* **Aim of the task**: Print each record that follows exactly, leaving the pictures behind.

* **Data for this exercise**:

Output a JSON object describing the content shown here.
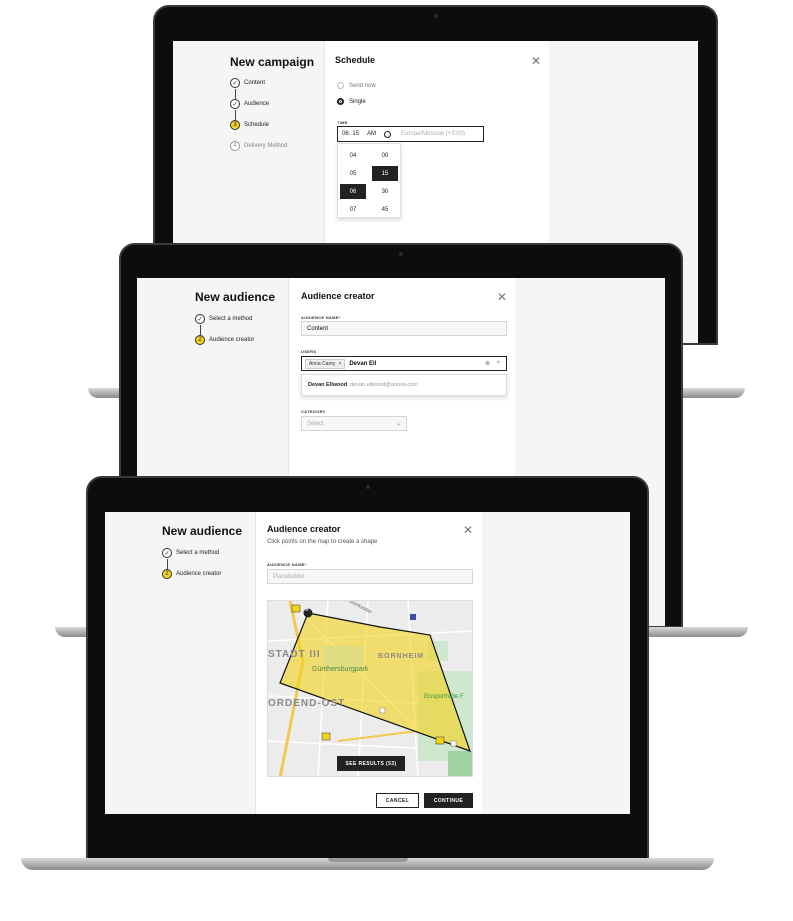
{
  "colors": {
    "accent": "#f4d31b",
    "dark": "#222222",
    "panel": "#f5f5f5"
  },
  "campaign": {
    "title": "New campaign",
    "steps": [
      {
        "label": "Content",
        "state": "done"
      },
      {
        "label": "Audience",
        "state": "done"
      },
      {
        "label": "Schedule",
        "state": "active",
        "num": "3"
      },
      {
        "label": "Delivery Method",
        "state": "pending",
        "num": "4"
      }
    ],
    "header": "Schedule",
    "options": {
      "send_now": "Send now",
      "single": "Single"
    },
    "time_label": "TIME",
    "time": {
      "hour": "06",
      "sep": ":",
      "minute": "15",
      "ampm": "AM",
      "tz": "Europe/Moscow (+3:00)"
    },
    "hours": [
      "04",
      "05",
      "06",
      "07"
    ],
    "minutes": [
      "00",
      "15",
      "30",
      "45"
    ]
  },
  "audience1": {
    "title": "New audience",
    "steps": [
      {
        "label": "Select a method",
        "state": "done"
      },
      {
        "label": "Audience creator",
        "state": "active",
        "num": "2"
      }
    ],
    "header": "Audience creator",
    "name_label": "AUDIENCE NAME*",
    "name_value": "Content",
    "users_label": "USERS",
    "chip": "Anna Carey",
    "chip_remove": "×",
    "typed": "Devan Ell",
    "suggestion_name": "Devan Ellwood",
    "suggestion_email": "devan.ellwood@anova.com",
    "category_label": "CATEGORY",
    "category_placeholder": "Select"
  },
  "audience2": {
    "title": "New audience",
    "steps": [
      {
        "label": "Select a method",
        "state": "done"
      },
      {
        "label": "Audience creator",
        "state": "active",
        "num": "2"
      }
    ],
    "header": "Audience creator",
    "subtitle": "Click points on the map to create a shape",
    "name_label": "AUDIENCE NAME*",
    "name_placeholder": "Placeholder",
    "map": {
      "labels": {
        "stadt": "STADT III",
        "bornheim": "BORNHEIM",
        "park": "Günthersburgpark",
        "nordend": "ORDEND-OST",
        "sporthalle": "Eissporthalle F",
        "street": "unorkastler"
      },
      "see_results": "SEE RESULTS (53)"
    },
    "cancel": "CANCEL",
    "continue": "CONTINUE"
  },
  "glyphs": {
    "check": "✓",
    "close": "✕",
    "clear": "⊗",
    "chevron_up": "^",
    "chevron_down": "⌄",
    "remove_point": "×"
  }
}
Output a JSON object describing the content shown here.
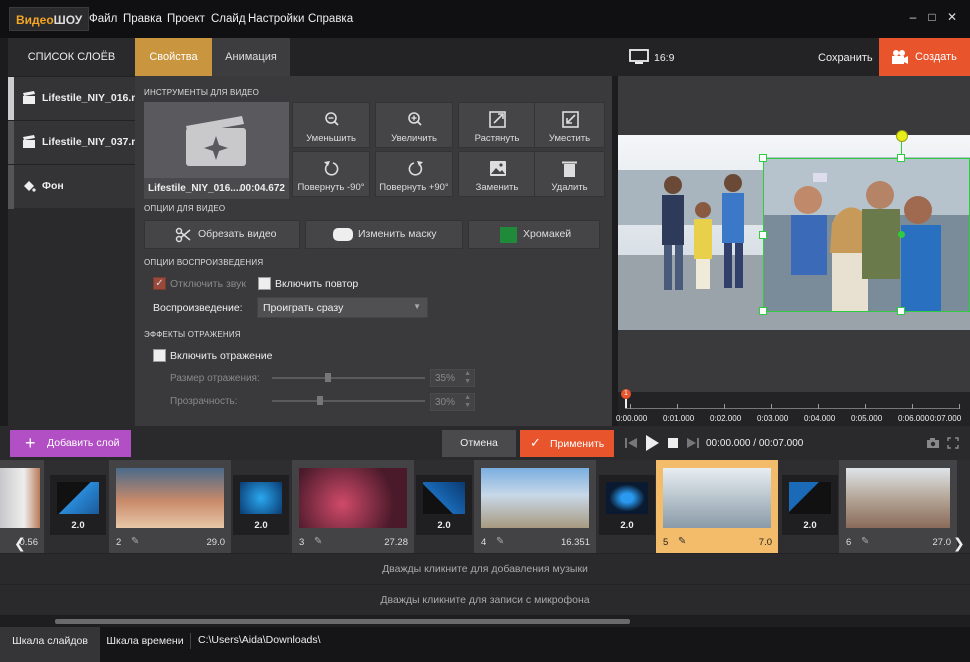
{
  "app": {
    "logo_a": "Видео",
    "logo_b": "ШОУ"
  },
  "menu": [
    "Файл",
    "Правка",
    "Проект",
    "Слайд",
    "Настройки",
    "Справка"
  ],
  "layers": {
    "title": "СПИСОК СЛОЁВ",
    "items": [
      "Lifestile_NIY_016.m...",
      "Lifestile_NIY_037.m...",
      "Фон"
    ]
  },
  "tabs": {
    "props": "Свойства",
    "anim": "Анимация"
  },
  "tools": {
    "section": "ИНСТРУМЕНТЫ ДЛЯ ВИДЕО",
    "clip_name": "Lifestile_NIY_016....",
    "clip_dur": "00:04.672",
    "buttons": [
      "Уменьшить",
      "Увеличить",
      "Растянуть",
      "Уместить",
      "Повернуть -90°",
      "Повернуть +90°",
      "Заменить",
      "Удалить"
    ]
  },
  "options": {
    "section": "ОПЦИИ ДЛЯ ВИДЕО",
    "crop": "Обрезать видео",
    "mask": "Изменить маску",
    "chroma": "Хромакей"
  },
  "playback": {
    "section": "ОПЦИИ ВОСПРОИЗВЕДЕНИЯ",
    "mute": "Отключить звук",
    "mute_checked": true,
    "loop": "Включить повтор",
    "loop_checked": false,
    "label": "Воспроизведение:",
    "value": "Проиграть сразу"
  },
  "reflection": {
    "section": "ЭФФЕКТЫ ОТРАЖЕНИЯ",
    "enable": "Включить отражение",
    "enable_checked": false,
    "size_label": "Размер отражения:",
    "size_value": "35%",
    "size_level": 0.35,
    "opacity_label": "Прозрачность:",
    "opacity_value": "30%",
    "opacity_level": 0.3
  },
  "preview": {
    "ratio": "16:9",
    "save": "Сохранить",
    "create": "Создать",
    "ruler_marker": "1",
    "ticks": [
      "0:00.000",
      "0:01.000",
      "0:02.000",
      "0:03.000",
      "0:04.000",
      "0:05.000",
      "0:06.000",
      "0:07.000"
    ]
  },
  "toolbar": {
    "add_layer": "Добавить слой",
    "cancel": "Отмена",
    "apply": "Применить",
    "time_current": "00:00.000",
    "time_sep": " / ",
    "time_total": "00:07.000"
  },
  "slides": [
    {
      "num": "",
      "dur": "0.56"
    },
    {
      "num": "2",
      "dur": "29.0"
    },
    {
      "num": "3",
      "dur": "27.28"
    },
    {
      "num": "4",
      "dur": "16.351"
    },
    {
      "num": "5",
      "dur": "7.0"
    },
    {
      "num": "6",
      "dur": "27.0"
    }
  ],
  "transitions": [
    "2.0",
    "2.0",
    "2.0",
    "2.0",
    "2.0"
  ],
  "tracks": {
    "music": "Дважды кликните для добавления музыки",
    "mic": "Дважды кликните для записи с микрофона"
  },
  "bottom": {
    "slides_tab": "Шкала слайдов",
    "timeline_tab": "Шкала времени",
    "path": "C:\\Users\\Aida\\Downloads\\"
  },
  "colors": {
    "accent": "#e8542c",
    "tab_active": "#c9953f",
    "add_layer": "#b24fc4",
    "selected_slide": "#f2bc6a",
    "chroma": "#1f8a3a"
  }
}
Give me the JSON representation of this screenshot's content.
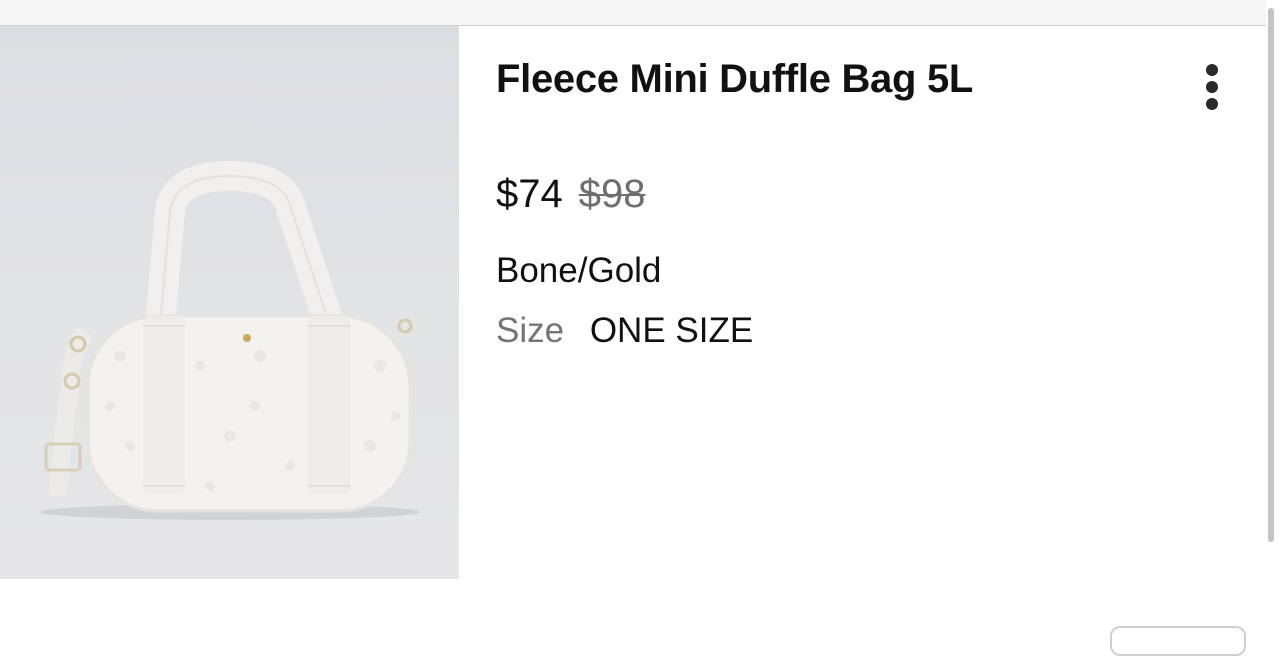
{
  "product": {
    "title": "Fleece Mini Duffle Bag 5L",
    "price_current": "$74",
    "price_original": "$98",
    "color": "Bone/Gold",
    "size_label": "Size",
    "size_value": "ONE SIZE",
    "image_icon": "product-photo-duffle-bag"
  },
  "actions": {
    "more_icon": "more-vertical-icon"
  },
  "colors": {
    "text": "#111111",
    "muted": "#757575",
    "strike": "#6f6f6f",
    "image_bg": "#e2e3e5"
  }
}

* **Result below**:
Output a JSON object describing the content shown here.
{
  "colors": {
    "accent": "#f4d31b",
    "dark": "#222222",
    "panel": "#f5f5f5"
  },
  "campaign": {
    "title": "New campaign",
    "steps": [
      {
        "label": "Content",
        "state": "done"
      },
      {
        "label": "Audience",
        "state": "done"
      },
      {
        "label": "Schedule",
        "state": "active",
        "num": "3"
      },
      {
        "label": "Delivery Method",
        "state": "pending",
        "num": "4"
      }
    ],
    "header": "Schedule",
    "options": {
      "send_now": "Send now",
      "single": "Single"
    },
    "time_label": "TIME",
    "time": {
      "hour": "06",
      "sep": ":",
      "minute": "15",
      "ampm": "AM",
      "tz": "Europe/Moscow (+3:00)"
    },
    "hours": [
      "04",
      "05",
      "06",
      "07"
    ],
    "minutes": [
      "00",
      "15",
      "30",
      "45"
    ]
  },
  "audience1": {
    "title": "New audience",
    "steps": [
      {
        "label": "Select a method",
        "state": "done"
      },
      {
        "label": "Audience creator",
        "state": "active",
        "num": "2"
      }
    ],
    "header": "Audience creator",
    "name_label": "AUDIENCE NAME*",
    "name_value": "Content",
    "users_label": "USERS",
    "chip": "Anna Carey",
    "chip_remove": "×",
    "typed": "Devan Ell",
    "suggestion_name": "Devan Ellwood",
    "suggestion_email": "devan.ellwood@anova.com",
    "category_label": "CATEGORY",
    "category_placeholder": "Select"
  },
  "audience2": {
    "title": "New audience",
    "steps": [
      {
        "label": "Select a method",
        "state": "done"
      },
      {
        "label": "Audience creator",
        "state": "active",
        "num": "2"
      }
    ],
    "header": "Audience creator",
    "subtitle": "Click points on the map to create a shape",
    "name_label": "AUDIENCE NAME*",
    "name_placeholder": "Placeholder",
    "map": {
      "labels": {
        "stadt": "STADT III",
        "bornheim": "BORNHEIM",
        "park": "Günthersburgpark",
        "nordend": "ORDEND-OST",
        "sporthalle": "Eissporthalle F",
        "street": "unorkastler"
      },
      "see_results": "SEE RESULTS (53)"
    },
    "cancel": "CANCEL",
    "continue": "CONTINUE"
  },
  "glyphs": {
    "check": "✓",
    "close": "✕",
    "clear": "⊗",
    "chevron_up": "^",
    "chevron_down": "⌄",
    "remove_point": "×"
  }
}
Output a JSON object describing the content shown here.
{
  "app": {
    "logo_a": "Видео",
    "logo_b": "ШОУ"
  },
  "menu": [
    "Файл",
    "Правка",
    "Проект",
    "Слайд",
    "Настройки",
    "Справка"
  ],
  "layers": {
    "title": "СПИСОК СЛОЁВ",
    "items": [
      "Lifestile_NIY_016.m...",
      "Lifestile_NIY_037.m...",
      "Фон"
    ]
  },
  "tabs": {
    "props": "Свойства",
    "anim": "Анимация"
  },
  "tools": {
    "section": "ИНСТРУМЕНТЫ ДЛЯ ВИДЕО",
    "clip_name": "Lifestile_NIY_016....",
    "clip_dur": "00:04.672",
    "buttons": [
      "Уменьшить",
      "Увеличить",
      "Растянуть",
      "Уместить",
      "Повернуть -90°",
      "Повернуть +90°",
      "Заменить",
      "Удалить"
    ]
  },
  "options": {
    "section": "ОПЦИИ ДЛЯ ВИДЕО",
    "crop": "Обрезать видео",
    "mask": "Изменить маску",
    "chroma": "Хромакей"
  },
  "playback": {
    "section": "ОПЦИИ ВОСПРОИЗВЕДЕНИЯ",
    "mute": "Отключить звук",
    "mute_checked": true,
    "loop": "Включить повтор",
    "loop_checked": false,
    "label": "Воспроизведение:",
    "value": "Проиграть сразу"
  },
  "reflection": {
    "section": "ЭФФЕКТЫ ОТРАЖЕНИЯ",
    "enable": "Включить отражение",
    "enable_checked": false,
    "size_label": "Размер отражения:",
    "size_value": "35%",
    "size_level": 0.35,
    "opacity_label": "Прозрачность:",
    "opacity_value": "30%",
    "opacity_level": 0.3
  },
  "preview": {
    "ratio": "16:9",
    "save": "Сохранить",
    "create": "Создать",
    "ruler_marker": "1",
    "ticks": [
      "0:00.000",
      "0:01.000",
      "0:02.000",
      "0:03.000",
      "0:04.000",
      "0:05.000",
      "0:06.000",
      "0:07.000"
    ]
  },
  "toolbar": {
    "add_layer": "Добавить слой",
    "cancel": "Отмена",
    "apply": "Применить",
    "time_current": "00:00.000",
    "time_sep": " / ",
    "time_total": "00:07.000"
  },
  "slides": [
    {
      "num": "",
      "dur": "0.56"
    },
    {
      "num": "2",
      "dur": "29.0"
    },
    {
      "num": "3",
      "dur": "27.28"
    },
    {
      "num": "4",
      "dur": "16.351"
    },
    {
      "num": "5",
      "dur": "7.0"
    },
    {
      "num": "6",
      "dur": "27.0"
    }
  ],
  "transitions": [
    "2.0",
    "2.0",
    "2.0",
    "2.0",
    "2.0"
  ],
  "tracks": {
    "music": "Дважды кликните для добавления музыки",
    "mic": "Дважды кликните для записи с микрофона"
  },
  "bottom": {
    "slides_tab": "Шкала слайдов",
    "timeline_tab": "Шкала времени",
    "path": "C:\\Users\\Aida\\Downloads\\"
  },
  "colors": {
    "accent": "#e8542c",
    "tab_active": "#c9953f",
    "add_layer": "#b24fc4",
    "selected_slide": "#f2bc6a",
    "chroma": "#1f8a3a"
  }
}
Give me the JSON representation of this screenshot's content.
{
  "product": {
    "title": "Fleece Mini Duffle Bag 5L",
    "price_current": "$74",
    "price_original": "$98",
    "color": "Bone/Gold",
    "size_label": "Size",
    "size_value": "ONE SIZE",
    "image_icon": "product-photo-duffle-bag"
  },
  "actions": {
    "more_icon": "more-vertical-icon"
  },
  "colors": {
    "text": "#111111",
    "muted": "#757575",
    "strike": "#6f6f6f",
    "image_bg": "#e2e3e5"
  }
}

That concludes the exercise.